Task statement: Copy whichever lines of the data hold the word "screenshot".

Record set:
########
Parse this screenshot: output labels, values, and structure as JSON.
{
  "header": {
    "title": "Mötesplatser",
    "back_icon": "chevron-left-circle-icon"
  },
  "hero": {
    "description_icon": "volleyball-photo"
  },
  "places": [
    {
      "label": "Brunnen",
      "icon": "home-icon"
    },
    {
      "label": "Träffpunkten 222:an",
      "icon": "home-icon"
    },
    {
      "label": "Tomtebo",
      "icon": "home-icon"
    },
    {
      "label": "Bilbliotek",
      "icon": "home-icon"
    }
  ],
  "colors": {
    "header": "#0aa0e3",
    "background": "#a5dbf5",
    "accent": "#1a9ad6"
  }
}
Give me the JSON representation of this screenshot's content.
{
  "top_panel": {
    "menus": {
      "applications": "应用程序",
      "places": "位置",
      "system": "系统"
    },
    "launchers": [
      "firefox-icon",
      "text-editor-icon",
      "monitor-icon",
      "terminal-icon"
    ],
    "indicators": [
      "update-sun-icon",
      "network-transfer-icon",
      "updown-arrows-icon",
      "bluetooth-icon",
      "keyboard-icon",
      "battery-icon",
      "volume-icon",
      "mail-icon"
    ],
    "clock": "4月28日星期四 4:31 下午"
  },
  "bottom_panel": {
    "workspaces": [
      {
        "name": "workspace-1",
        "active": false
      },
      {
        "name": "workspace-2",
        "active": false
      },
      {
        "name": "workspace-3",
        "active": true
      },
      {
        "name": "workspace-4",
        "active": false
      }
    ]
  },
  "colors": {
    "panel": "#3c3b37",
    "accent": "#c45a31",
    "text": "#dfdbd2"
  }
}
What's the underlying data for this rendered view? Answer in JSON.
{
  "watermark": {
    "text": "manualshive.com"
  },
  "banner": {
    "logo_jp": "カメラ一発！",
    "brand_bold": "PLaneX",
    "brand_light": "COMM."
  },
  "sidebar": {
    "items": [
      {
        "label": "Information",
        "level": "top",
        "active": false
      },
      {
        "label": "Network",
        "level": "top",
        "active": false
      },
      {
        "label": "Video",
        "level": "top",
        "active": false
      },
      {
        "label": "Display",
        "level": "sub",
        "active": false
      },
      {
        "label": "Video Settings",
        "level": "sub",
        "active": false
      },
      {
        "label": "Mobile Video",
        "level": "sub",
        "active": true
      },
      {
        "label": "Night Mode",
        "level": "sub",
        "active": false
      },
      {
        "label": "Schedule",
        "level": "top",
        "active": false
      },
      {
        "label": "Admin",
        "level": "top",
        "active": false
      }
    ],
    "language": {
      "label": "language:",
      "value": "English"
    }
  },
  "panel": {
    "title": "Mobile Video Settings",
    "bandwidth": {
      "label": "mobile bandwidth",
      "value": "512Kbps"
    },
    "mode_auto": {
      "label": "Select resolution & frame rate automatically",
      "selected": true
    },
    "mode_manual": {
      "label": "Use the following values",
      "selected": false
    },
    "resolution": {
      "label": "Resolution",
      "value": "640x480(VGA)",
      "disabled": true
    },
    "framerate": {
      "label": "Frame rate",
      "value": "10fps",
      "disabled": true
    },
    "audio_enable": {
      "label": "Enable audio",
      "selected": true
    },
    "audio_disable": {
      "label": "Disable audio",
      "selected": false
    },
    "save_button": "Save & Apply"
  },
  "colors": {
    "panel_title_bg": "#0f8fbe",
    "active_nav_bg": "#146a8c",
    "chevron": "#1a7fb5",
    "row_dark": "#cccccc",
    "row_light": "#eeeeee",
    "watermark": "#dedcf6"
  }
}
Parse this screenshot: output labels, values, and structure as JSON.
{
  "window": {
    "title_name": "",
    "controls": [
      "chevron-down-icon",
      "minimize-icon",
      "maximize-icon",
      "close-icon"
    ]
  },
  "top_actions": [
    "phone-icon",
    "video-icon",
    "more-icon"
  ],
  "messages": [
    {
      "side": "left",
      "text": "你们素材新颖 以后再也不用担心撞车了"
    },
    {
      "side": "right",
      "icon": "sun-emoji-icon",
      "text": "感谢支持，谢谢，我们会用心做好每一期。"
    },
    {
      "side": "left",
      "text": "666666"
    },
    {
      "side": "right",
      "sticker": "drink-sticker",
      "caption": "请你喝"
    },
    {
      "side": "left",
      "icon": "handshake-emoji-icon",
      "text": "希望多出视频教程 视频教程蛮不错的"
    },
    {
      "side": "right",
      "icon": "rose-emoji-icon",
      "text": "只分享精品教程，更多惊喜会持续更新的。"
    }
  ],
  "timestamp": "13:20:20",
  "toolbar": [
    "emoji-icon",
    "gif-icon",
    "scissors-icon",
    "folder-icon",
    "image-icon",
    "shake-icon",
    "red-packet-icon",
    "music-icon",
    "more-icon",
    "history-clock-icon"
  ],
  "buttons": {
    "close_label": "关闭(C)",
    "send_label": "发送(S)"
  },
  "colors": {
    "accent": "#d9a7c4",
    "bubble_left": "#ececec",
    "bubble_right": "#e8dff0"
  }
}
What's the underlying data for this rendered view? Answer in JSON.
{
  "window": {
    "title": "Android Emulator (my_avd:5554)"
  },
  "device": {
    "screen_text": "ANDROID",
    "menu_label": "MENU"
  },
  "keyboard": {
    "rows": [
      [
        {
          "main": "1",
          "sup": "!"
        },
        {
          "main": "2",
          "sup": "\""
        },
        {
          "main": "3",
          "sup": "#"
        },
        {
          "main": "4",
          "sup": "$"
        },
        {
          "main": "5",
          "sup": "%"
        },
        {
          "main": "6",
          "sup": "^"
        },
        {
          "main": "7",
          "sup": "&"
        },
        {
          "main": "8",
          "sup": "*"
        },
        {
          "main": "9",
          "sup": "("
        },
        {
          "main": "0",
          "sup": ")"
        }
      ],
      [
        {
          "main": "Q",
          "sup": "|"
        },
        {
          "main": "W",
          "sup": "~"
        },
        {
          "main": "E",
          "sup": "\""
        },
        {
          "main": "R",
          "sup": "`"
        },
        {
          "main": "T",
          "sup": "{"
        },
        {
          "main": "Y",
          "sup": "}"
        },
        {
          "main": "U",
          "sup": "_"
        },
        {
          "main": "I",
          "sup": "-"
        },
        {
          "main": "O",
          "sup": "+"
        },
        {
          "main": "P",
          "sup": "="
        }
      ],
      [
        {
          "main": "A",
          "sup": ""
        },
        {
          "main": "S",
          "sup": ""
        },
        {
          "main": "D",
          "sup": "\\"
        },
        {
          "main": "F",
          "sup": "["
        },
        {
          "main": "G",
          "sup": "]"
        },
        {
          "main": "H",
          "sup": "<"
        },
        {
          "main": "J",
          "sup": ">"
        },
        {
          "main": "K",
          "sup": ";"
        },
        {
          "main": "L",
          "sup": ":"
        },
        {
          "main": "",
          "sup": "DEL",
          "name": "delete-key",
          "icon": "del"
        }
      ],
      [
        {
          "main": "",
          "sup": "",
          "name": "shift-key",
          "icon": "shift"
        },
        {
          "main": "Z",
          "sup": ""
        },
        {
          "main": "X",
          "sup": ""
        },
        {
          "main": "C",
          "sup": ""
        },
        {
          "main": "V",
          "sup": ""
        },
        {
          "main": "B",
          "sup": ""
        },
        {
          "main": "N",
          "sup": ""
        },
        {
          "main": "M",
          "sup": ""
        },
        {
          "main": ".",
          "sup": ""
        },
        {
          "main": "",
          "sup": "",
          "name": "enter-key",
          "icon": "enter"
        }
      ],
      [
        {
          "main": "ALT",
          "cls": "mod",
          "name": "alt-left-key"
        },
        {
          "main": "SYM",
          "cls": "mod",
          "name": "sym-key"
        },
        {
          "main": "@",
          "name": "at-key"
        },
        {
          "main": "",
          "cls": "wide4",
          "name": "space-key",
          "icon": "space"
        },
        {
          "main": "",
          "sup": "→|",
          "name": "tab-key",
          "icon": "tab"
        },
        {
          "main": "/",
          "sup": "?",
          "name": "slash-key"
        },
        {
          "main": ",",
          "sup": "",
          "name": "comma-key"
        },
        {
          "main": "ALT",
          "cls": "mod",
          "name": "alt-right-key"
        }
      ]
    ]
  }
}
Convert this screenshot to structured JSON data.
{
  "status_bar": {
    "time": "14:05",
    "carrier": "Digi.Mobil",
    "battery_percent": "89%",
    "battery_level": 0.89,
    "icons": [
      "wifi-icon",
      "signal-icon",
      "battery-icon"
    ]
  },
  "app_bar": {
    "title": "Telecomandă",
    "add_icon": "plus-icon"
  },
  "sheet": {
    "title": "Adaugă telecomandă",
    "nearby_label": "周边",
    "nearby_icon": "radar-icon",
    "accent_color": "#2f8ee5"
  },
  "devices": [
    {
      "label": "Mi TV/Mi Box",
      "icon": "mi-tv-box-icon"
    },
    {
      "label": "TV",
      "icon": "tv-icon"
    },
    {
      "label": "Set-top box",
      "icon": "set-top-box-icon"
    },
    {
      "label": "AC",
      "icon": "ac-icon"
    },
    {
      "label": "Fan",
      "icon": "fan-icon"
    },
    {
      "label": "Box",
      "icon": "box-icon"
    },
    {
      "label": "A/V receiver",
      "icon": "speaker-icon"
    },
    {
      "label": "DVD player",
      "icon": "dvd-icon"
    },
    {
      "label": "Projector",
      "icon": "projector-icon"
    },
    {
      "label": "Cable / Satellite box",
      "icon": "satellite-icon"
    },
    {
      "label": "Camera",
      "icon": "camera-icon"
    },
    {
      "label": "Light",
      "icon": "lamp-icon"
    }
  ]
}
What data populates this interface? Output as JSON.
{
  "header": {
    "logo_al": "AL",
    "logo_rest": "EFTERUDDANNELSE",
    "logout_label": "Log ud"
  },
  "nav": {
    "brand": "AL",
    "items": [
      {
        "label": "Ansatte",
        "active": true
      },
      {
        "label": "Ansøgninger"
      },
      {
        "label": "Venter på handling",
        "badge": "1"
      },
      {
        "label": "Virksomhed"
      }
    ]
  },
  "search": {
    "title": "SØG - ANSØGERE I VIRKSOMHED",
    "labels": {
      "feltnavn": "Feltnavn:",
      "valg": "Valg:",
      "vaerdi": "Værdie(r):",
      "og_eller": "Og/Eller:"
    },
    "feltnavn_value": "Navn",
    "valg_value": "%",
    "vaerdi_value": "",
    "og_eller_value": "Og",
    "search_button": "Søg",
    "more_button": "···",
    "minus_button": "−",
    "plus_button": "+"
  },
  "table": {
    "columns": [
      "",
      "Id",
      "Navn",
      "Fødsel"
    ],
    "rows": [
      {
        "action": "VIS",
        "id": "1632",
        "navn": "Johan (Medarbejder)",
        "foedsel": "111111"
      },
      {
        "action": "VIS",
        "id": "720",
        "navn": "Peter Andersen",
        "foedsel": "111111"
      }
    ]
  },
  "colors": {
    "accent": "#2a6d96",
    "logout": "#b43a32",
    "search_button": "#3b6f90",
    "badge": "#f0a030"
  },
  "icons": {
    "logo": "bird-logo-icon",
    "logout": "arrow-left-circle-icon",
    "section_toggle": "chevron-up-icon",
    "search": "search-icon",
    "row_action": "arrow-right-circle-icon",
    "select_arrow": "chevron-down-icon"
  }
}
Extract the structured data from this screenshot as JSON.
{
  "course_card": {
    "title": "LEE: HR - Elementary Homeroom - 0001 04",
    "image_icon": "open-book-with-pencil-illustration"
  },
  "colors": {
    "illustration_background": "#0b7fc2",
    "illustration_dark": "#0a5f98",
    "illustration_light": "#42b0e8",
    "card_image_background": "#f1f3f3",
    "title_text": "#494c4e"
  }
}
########
Completed task:
Parse this screenshot: output labels, values, and structure as JSON.
Give me the JSON representation of this screenshot's content.
Parse this screenshot: output labels, values, and structure as JSON.
Convert this screenshot to structured JSON data.
Extract the structured data from this screenshot as JSON.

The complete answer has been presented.